__WORK INSTRUCTIONS__.
The response must contain every line from the records below that has "oFelipeSanches".

__SUPPLIED ENTRIES__.

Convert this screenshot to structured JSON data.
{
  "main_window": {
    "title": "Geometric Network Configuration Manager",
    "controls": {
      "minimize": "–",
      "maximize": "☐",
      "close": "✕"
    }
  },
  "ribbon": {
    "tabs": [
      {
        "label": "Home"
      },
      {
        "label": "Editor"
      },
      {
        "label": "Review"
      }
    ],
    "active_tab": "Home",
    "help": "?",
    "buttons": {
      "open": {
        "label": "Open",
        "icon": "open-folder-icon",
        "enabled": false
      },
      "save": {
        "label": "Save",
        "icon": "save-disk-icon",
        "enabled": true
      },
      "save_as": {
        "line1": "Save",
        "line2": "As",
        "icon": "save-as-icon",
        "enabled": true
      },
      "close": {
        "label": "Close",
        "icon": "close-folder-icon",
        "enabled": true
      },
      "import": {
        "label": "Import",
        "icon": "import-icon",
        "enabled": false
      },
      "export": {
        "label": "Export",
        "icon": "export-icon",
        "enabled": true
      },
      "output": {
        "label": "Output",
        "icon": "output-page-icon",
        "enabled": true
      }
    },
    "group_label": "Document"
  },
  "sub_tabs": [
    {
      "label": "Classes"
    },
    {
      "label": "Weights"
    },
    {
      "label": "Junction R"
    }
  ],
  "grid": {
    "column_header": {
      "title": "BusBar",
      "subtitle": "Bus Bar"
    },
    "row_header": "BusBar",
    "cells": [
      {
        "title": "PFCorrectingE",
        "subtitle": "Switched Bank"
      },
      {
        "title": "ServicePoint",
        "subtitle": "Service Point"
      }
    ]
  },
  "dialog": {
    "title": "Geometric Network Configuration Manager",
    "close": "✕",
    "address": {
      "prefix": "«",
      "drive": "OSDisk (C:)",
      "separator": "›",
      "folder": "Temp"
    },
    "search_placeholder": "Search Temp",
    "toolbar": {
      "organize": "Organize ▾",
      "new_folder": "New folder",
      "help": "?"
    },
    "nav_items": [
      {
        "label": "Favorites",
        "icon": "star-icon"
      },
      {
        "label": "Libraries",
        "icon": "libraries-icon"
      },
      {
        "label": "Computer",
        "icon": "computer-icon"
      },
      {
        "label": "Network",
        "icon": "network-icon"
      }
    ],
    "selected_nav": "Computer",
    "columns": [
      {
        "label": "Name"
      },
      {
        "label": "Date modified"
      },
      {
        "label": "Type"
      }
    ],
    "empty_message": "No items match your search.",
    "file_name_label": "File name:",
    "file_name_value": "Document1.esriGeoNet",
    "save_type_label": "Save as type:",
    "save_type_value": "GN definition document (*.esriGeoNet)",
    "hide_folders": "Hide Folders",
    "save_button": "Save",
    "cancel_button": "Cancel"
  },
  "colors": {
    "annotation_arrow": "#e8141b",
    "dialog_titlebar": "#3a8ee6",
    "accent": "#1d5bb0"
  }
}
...
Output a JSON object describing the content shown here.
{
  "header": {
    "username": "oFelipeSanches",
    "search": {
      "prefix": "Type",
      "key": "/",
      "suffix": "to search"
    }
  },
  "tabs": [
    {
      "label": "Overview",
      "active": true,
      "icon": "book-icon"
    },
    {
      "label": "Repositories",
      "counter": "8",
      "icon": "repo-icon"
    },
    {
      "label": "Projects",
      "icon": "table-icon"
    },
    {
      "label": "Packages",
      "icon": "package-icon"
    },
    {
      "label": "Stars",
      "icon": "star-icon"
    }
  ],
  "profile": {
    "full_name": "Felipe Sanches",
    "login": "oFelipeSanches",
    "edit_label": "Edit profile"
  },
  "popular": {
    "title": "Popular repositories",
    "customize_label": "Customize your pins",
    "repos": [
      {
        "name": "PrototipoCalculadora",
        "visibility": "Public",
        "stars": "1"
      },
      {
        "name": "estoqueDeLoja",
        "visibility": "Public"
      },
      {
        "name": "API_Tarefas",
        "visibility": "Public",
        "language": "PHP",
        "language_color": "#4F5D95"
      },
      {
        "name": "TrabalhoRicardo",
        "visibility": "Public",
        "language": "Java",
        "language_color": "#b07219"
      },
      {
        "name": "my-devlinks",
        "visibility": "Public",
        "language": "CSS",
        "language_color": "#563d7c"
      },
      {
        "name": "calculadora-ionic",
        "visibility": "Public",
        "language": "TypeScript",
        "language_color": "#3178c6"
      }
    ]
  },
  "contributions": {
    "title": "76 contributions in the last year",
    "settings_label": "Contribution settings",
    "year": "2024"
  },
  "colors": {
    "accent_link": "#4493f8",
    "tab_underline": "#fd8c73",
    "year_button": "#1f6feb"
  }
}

__SOLUTION__.
    "username": "oFelipeSanches",
    "login": "oFelipeSanches",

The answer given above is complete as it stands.